Business Computers and Networks
Information Security for Commercial Banking Clients

 Maintaining a Secure Business Computer – What precautions can you take?

Your computer is part of a vast electronic information highway where data moves through complex networks, making our daily communications happen quickly and easily. With that convenience comes the need to protect that valuable and private information along the way. Although your business’ information security needs may require very specific solutions, much of what we do every day on our laptops or desktops is protected by following some relatively simple steps.
Use a modern operating system – The most current operating systems (OS) provide substantial security enhancements over earlier versions.

Set the OS to check for and install updates automatically. Also keep your other peripheral devices, such as tablet computers and smart phones up-to-date as well.

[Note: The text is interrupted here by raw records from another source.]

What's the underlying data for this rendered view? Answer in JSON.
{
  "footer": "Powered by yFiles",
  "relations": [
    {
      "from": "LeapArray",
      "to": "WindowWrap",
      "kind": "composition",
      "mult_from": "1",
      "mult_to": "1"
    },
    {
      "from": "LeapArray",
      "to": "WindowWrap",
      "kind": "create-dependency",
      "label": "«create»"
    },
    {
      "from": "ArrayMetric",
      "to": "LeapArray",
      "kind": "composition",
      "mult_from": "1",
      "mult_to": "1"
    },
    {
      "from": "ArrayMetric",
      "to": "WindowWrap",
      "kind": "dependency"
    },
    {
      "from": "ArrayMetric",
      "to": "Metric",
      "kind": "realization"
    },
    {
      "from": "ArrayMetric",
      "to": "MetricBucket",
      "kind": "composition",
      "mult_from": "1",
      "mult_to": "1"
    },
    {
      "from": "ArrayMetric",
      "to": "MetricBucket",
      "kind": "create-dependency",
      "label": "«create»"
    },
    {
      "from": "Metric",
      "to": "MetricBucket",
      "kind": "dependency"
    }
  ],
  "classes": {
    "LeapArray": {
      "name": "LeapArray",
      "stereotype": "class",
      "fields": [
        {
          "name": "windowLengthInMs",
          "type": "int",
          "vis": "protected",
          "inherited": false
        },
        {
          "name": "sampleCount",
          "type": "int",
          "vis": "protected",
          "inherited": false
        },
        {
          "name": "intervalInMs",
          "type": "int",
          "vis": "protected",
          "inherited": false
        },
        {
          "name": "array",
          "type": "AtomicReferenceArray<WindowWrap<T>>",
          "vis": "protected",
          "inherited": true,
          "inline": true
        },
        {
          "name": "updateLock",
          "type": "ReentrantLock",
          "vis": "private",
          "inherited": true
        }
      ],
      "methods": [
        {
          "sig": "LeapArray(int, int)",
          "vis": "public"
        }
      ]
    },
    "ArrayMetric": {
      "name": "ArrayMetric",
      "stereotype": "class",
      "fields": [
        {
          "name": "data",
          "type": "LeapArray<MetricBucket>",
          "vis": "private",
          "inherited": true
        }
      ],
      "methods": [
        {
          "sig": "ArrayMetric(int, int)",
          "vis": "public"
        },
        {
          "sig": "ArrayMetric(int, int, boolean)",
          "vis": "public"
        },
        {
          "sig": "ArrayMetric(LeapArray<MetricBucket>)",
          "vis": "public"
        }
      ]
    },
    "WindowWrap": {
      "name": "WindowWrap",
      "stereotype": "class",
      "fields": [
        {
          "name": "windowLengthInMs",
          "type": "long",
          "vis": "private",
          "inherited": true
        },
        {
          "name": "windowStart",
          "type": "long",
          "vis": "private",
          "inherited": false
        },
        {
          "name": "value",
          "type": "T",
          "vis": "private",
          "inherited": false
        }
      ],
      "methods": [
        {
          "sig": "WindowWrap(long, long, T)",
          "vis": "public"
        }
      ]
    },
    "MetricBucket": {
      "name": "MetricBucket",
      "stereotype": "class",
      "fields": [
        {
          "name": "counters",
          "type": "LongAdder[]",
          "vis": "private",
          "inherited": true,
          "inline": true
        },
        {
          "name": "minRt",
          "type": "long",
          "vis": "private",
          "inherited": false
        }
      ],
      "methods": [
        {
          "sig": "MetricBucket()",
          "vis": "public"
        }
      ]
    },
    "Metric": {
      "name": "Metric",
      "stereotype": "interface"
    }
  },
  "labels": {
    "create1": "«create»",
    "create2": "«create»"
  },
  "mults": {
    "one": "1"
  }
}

Install a comprehensive security suite that supports anti-virus, anti-spyware, anti-phishing, safe browsing, and firewall capabilities. Remember to enable any automated updated service within the suite.

Limit use of the administrator account. The initial account that is typically created when configuring a computer for the first time is the local administrator account. This account should be used only to install updates or software, and reconfigure the computer as needed.   Browsing the web or reading email should not be done using this account. A non-privileged “user” account should be created and used for these other day-to-day activities.

Migrate to the most recent application versions, and maintain updates as needed.

If using third party web browsers, install script disabling software to prevent execution of scripts. Allow trusted sites to execute scripts as necessary.

Use file or full disk encryption to protect laptops and other mobile devices. These computers are easily lost and stolen, and encryption is the only reliable protective security measure once a criminal has your computer.

Use a security cable to lock the laptop to furniture when in public. A laptop can be stolen in moments, especially at a school or library.


Maintaining a Secure Business Network – What precautions can you take?

Use a separate personally-owned router with firewall capabilities to connect to the ISP provided

router/cable modem. This gives you the control of routing and wireless capabilities and will block

outsiders from accessing your network. A wireless network should be protected using Wi-Fi Protected Access 2 (WPA2) instead of Wired Equivalent Privacy(WEP). WEP encryption can be broken by an attacker.


Implement strong passwords on network devices. Choose a long, complex password (at least15

characters) for your administrative login to your router and your WPA2 encryption key. Write them down in your device manual, as they will be needed to make future changes to the device.


When is it a good time to perform a “risk-assessment” of your company’s security?
Why not right now? Attached as page 3 is a simple and quick questionnaire, containing 10 questions to help determine the adequacy of your company’s security.


Where can I go for additional resources and information?

For more information on securing your on-line information refer to the following:


Free Anti-virus software is available at the following addresses:


Concerned that your business has been targeted by online fraud?

Tell us at once if you notice suspicious account activity or experience an information security event.  Contact us at:  706.236.2123 / 706.236.3556 / 706.236.3552 or by email at




1. Are passwords required to access your company workstations?


2. How complex are the passwords required to access your company workstations?


3. Do you currently have anti-virus programs installed on your company workstations / network?


4. Do you take advantage of the patches and upgrades available from software providers?


5. What security measures are in place for the wireless devices used by your company / employees? (Have you ever heard of “Smishing”?)


6. Do you have segregation of daily duties? (e.g.: Are specific people granted access to the banking information? Are there specific duties assigned to specific employees?)


7. Do you perform background checks when hiring new employees?


8. What processes do you currently have in place to ensure the security of your business and related information? (e.g.: Do employees have access to the office after-hours? If so, how many and what is the deciding criteria to grant access?)


9. Who has access to download or install information on company workstations? (Are you only allowed to download or install programs if you are the administrator?)


10. If you have online banking for your business, do you monitor your accounts daily? Verifying balances and checking transactions?